In 1995, Joel Craig Wilkerson was driving Westbound on Stateline Road in DeSoto County, Mississippi. He struck the vehicle driven by Cynthia McGowan in a head on collision. Witnesses to the accident included Wilkerson, McGowan and Candida Sears, who claims to have witnessed the accident through her rear view mirror. Randy Parks also witnessed Wilkerson driving recklessly shortly before the accident. Juanita Wilson, a passenger in McGowan’s vehicle, was pronounced dead after arrival.
Officer Max Herring of the Southaven Police Department gained the assistance of Sherri Reinberg, a nurse with the Regional Medical Center to draw Wilkerson’s blood. This was done without a warrant. It was determined to be .15% ethyl alcohol.
Wilkerson was convicted of felony DUI and sentenced to 20 years. On appeal, he argued there was no probable cause for the blood draw. MSC affirmed.

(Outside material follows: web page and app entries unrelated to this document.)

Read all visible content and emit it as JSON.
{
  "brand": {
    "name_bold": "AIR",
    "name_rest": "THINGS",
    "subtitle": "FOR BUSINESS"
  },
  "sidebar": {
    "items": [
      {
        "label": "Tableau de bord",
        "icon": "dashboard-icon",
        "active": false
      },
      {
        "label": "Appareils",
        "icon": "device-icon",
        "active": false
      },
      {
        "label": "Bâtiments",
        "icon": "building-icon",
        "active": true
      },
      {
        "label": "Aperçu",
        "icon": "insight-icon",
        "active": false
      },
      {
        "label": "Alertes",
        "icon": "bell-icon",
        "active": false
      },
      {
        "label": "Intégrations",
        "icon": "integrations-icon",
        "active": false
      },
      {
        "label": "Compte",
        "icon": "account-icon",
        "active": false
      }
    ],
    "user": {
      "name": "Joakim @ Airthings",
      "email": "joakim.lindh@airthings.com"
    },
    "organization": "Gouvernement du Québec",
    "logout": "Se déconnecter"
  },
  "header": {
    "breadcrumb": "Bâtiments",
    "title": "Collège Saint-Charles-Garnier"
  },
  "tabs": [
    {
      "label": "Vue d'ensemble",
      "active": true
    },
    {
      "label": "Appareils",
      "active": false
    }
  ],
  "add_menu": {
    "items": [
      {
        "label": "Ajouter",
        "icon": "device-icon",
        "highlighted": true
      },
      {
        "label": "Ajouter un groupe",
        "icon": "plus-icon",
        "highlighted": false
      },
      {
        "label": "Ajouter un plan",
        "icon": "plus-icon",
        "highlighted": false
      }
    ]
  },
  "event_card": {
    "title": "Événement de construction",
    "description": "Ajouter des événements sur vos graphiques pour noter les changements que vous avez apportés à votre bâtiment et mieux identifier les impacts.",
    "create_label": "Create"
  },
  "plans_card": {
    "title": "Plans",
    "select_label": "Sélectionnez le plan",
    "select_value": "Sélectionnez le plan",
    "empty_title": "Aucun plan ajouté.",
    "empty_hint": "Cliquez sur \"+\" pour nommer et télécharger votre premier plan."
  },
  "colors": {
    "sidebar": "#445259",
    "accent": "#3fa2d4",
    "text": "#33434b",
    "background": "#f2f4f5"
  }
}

Probable cause for a search is a common sense determination that the facts and circumstances known to the police officer, either through his own direct knowledge or gained second-hand from reliable sources, are such that contraband or evidence material to a criminal investigation will be found in a particular place. It must be more than mere or reasonable suspicion, but it need not meet the requirements of proof beyond a reasonable doubt.
We noted in Longstreet v. State, 592 So. 2d 16 (Miss. 1991), that blood searches based upon probable cause are legal.
In this case, Officer Herring knew from his personal knowledge and from statements of eyewitnesses that (1) Wilkerson had been involved in a head-on collision; (2) that the collision occurred in the other vehicle’s traffic lane; (3) that just before the collision Wilkerson had been driving recklessly and at a very high rate of speed and almost sideswiped another car just before the accident; and (4) that Wilkerson, immediately after the collision had a strong odor of intoxicants about him.
Considering these facts that were available to Officer Herring immediately following the accident, probable cause existed to withdraw a blood sample from Wilkerson.